Saturday, September 19, 2009

Racism's Role in Health Care Reform

Earlier this week, irrelevant former President Jimmy Carter said in interview with NBC Nightly News of efforts to oppose socialized medicine:

"I think an overwhelming portion of the intensely demonstrated animosity toward President Barack Obama is based on the fact that he is a black man, that he's African-American.

"I live in the South, and I've seen the South come a long way, and I've seen the rest of the country that shares the South's attitude toward minority groups at that time, particularly African-Americans."

Full story here.

Other people disagree, including Michael Steele, the first African-American to chair the Republican National Committee. "President Carter is flat-out wrong," Steele said in a statement. "This isn't about race. It is about policy." (From the above story).
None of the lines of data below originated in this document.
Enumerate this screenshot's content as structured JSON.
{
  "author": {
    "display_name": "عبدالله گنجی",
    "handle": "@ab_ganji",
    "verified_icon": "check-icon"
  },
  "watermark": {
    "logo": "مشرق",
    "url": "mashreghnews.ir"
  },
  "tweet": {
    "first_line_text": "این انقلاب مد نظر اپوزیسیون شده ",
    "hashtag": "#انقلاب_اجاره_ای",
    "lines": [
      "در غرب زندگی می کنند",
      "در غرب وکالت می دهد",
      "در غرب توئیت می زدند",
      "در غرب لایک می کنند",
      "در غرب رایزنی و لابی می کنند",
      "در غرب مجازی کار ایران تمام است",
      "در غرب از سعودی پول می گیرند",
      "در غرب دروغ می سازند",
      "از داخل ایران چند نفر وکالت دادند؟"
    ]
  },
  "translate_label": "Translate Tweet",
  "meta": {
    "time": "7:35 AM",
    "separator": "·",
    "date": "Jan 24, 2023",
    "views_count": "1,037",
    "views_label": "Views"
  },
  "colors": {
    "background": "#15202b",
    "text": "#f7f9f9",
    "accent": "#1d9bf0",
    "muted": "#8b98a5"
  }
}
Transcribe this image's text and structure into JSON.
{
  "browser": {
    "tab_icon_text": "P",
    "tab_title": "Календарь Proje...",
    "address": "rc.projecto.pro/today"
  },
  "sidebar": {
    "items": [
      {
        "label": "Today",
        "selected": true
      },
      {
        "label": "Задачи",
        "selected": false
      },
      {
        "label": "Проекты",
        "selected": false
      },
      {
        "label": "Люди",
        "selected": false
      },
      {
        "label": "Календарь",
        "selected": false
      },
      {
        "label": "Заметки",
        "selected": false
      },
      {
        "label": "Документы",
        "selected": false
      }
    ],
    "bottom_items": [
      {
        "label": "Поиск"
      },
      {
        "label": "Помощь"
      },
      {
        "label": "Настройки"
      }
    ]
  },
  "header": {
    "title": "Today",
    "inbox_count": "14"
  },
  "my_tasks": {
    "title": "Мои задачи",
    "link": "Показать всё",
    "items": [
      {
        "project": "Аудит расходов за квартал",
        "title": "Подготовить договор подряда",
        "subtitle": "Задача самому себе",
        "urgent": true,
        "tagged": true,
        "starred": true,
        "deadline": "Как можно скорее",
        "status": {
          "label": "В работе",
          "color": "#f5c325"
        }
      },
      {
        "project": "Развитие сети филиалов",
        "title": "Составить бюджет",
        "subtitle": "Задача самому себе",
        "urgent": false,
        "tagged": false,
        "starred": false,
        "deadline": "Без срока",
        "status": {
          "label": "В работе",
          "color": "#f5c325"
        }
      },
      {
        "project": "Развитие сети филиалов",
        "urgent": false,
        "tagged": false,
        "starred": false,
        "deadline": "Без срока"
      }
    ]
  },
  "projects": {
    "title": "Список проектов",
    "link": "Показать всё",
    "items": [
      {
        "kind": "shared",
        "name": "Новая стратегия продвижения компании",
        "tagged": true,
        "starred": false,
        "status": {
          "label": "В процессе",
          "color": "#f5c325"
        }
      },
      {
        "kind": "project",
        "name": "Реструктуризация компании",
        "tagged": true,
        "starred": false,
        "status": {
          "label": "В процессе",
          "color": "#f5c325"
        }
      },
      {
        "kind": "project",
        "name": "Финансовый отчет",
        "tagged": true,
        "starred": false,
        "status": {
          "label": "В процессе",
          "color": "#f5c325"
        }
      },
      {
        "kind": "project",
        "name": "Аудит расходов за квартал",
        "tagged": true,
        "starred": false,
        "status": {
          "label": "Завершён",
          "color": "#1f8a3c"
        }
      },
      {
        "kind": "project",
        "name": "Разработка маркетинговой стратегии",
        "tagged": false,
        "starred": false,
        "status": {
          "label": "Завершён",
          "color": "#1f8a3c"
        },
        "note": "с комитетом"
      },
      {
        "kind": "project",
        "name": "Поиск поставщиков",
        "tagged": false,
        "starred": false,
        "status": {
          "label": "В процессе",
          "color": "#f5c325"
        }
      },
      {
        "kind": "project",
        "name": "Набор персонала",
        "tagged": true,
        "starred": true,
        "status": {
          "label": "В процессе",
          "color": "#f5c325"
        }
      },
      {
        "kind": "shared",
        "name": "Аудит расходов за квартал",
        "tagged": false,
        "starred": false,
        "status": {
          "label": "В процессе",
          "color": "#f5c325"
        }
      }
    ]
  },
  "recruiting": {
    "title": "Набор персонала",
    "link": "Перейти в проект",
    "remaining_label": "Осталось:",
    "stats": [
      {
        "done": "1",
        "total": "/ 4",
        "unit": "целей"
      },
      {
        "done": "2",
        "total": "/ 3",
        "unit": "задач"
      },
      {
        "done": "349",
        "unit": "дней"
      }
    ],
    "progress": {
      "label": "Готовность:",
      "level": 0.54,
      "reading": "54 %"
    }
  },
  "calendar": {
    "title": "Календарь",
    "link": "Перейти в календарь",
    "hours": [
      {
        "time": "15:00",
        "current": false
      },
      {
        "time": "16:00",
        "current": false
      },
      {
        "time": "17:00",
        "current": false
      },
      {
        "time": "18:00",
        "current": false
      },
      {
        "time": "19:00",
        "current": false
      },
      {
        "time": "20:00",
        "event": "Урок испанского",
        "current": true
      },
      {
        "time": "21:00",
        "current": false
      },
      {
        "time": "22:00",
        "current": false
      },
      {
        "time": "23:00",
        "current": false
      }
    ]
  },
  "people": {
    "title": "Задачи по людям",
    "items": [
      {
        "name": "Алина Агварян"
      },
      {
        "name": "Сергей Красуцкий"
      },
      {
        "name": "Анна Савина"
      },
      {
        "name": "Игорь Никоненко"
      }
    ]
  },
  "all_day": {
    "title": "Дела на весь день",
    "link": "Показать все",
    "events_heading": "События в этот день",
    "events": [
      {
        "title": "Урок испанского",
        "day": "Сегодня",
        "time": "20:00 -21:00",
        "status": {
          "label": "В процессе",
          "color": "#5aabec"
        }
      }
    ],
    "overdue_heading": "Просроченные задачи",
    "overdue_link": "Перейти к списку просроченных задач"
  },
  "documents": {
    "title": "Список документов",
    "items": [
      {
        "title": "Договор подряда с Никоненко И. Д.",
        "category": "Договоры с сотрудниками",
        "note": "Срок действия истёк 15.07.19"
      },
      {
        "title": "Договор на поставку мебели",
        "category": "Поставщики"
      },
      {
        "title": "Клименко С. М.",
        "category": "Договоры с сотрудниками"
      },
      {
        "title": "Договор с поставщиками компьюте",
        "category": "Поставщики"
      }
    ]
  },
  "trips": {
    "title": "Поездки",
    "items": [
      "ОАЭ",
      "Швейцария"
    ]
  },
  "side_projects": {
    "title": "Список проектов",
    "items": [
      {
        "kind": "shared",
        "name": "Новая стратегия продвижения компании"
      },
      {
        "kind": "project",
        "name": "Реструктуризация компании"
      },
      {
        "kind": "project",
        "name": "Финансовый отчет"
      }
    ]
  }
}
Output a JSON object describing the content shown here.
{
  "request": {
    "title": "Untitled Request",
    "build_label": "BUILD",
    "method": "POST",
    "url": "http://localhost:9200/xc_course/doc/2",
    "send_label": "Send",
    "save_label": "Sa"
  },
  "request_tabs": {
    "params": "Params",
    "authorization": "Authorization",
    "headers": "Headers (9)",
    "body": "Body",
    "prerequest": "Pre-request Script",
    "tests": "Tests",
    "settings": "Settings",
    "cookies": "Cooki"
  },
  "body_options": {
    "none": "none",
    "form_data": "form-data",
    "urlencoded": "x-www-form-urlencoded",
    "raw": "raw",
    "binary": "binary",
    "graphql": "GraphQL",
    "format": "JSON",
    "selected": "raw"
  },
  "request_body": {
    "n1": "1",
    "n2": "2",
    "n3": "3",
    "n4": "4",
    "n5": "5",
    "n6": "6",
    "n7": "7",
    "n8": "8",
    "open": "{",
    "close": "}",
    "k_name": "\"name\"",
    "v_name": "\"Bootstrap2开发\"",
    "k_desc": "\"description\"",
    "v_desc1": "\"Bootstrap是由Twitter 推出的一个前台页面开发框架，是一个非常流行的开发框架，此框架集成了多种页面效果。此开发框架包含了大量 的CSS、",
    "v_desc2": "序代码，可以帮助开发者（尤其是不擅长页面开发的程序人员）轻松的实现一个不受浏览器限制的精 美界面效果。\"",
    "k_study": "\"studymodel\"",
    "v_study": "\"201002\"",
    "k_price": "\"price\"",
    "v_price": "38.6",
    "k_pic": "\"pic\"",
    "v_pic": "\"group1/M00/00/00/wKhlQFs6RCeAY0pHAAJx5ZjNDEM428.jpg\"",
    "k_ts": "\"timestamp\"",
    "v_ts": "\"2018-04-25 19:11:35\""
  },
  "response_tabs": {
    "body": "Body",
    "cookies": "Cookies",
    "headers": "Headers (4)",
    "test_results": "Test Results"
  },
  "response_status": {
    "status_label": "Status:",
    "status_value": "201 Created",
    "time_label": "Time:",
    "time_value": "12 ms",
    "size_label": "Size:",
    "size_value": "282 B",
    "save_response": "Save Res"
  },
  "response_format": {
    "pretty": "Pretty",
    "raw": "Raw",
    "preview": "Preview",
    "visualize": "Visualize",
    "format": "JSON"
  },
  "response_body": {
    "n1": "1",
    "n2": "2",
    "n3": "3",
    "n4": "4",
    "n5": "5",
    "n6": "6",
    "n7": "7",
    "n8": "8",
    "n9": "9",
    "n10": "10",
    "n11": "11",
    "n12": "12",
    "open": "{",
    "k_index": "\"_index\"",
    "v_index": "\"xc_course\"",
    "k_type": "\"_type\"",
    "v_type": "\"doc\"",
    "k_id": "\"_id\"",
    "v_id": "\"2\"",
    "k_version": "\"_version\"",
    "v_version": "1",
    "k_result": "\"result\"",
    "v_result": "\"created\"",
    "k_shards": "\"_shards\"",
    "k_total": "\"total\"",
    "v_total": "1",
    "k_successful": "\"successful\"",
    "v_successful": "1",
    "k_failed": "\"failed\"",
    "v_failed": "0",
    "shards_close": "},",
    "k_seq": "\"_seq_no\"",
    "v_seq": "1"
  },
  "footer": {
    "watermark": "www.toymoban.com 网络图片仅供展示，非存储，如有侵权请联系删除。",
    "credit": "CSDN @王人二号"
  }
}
While Bill Cosby agrees with Jimmy Carter (and this is inexplicable given his comments to the African American community with regard to self-reliance and self-determination), President Obama does not.

"Are there people out there who don't like me because of race? I'm sure there are," Obama told CNN. "That's not the overriding issue here."

Younger people seem to get it: to a large degree, our generation's thought processes aren't dominated by race. We have moved closer to Martin Luther King Jr.'s dream of a society that judges not by the color of one's skin, but by the content of one's character.

In listening to Andrew Breitbart this week, I heard him express the progress of our society quite brilliantly. He said, in essence, that the fact that cries of racism are such bugbears in our society is a wonderful commentary on the fair-mindedness of our current mindset as a nation. Racism is so repugnant to us that accusations of it are seen as nearly as horrible as accusations of child molestation. We see racism as a wildly incorrect ideology unacceptable to us as a people. That speaks to the color-blind functioning of most adults in our country today.

In discussion of the subject, I heard a gentleman suggest that if most of us aren't racist, then accusations of racism shouldn't bother us, since they're baseless. That's true, and they do, but it doesn't make the charge just. If we're innocent of any wrongdoing, why would we object to warrantless wiretapping, or why object to police asking to have your fingerprints and DNA on file? The answer is that in our society, we don't punish the innocent for the actions of the guilty, nor do we place the burden of proof on those who have done no wrong. Further, we don't accuse people of wrongdoing just in case they might some day give basis for that accusation.

Based on the above concept, the false accusation of racism, especially categorically against an ideological group, should be as repugnant as racism itself.

Others suggest that only minorities can fairly define racism. I contend that all races have a voice in the process. We handed the task over to ethnic studies professors and they defined it so unfairly that what Kanye West did this week (a convenient example) can't be called racism by their definition. This despite his past statements indicating that his opinions and many of his actions are racially motivated if not flat out anti-white. So, I reject the definition I was given in my ethnic studies class and insist on a say, despite my skin color. Judgments and biases by a member of one race that marginalize, denigrate, or unfairly characterize another race are racist.

One of the strengths of humanity is that we are capable of building relevant categories that speed our thought processes. Wisdom dictates that when those categories are irrelevant, we should discard them. Racial classification is irrelevant. It's easy to name-call and finger-point based on race, and that's probably why it's still done. If we're interested in progressing, we'll need to put forth a bit more effort and look beyond color to concept and character.

No comments: